Like in the real world, limited edition or newly launched products can drive hype among virtual shoppers. During a digital product drop, consumers get the chance to be the first to learn about or buy an exclusive digital or physical item. They also can interact with influencers, fellow fans, and brand representatives.

Digital product drops can also function as loyalty marketing programs. Clinique, a cosmetics and skincare company, held an NFT giveaway to members of its Smart Rewards loyalty program. L’Oreal recently released an NFT collection with works by digitally native female artists who were inspired by the brand’s recent lipstick collection.

Stores with Hybrid Experiences

Retailers have started to add gaming and other entertaining virtual content for consumers to see while they shop in the physical world. Such interactive digital experiences can create a new level of customer engagement and add excitement to shopping for both physical and digital products. Here are some recent examples:

  • IKEA is using augmented reality (AR) to show how its storage solutions make decluttering fun. The Swedish retailer teamed with Snapchat to create an augmented reality “escape room.”

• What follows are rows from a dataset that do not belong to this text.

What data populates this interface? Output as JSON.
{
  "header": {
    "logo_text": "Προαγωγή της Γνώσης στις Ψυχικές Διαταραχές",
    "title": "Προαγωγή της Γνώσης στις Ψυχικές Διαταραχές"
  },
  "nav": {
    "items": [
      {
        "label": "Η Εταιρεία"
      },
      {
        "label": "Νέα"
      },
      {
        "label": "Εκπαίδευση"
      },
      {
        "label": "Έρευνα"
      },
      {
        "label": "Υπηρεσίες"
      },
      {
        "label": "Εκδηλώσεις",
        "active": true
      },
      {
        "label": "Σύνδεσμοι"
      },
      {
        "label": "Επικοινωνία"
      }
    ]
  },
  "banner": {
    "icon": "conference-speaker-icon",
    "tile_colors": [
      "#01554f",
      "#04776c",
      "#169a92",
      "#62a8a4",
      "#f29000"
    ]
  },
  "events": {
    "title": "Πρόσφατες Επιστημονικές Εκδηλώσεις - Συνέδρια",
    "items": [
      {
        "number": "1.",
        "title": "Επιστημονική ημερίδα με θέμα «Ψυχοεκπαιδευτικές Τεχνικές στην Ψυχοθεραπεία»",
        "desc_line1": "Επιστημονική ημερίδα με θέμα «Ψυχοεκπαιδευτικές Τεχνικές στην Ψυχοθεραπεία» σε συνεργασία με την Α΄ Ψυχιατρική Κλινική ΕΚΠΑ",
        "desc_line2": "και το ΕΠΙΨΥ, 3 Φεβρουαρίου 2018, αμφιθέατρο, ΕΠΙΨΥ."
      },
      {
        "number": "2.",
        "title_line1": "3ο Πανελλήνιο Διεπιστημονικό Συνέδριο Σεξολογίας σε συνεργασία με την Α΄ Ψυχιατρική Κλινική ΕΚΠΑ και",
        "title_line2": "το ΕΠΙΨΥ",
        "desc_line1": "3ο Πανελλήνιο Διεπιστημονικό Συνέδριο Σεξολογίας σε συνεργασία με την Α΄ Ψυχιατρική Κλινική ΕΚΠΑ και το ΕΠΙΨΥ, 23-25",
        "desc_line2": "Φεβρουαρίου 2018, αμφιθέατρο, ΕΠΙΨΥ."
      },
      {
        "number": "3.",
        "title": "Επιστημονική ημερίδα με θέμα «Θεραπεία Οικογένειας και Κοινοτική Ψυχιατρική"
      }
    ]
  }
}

  • With Amazon’s AR View tool, customers can decorate virtual homes in the metaverse. This allows them to try out designs virtually first before making a purchase. The company’s other metaverse feature, Amazon Showroom, has achieved a similar effect by letting shoppers preview furniture in a digital environment.

  • Nike has created Nikeland, a virtual gaming arena inspired by the company’s headquarters in Beaverton. Nikeland includes a virtual world with mini games. In a digital showroom, users can dress up their avatars with Nike-branded apparel.

Developing Virtual Stores

Customers can order a product in the virtual world and receive it in the physical world, opening a new revenue stream for brands. These meta-stores can function as marketplaces where vendors list their products. Many companies in the food industry are already presenting such stores:

  • McDonald’s filed several trademarks hinting at plans to sell virtual food and beverages in the digital space, including a virtual restaurant in the metaverse that will deliver real food.

  • Domino's opened a location in Decentraland. Pizza ordered in Decentraland can be delivered in the real world.

  • Walmart has filed for trademarks for several products related to the metaverse. The trademarks range from a Walmart-specific cryptocurrency to tokenized product purchases and various AR/VR experiences like an online store, digital-physical training, and nutrition services for customers. In 2017, Walmart was the first retail company to present a proof-of-concept video that showed what shopping at Walmart in virtual reality could look like.

The metaverse is an inevitable reality. Forward-thinking retailers know that immersive experiences lead to greater engagement and loyalty from consumers and can help brands efficiently advertise and monetize their businesses.

About the Author(s)

Denis Baranov

Head of Retail & Distribution, DataArt

Denis Baranov is a Head of Retail & Distribution practice. He has 15+ years of experience in the IT industry as a developer, technical architect, solution architect and an IT leader. He specializes in designing and building business solutions in the retail and financial services sectors.

Passionate about technology innovation, Denis is a regular speaker and contributor to various communities and conferences on distributed leger, data and ML topics.

Denis holds a PhD in Computer Science and an MS in Applied Mathematics, Informatics & Mechanics and continues to host lectures about technologies for different MBA programs.

Never Miss a Beat: Get a snapshot of the issues affecting the IT industry straight to your inbox.

You May Also Like

More Insights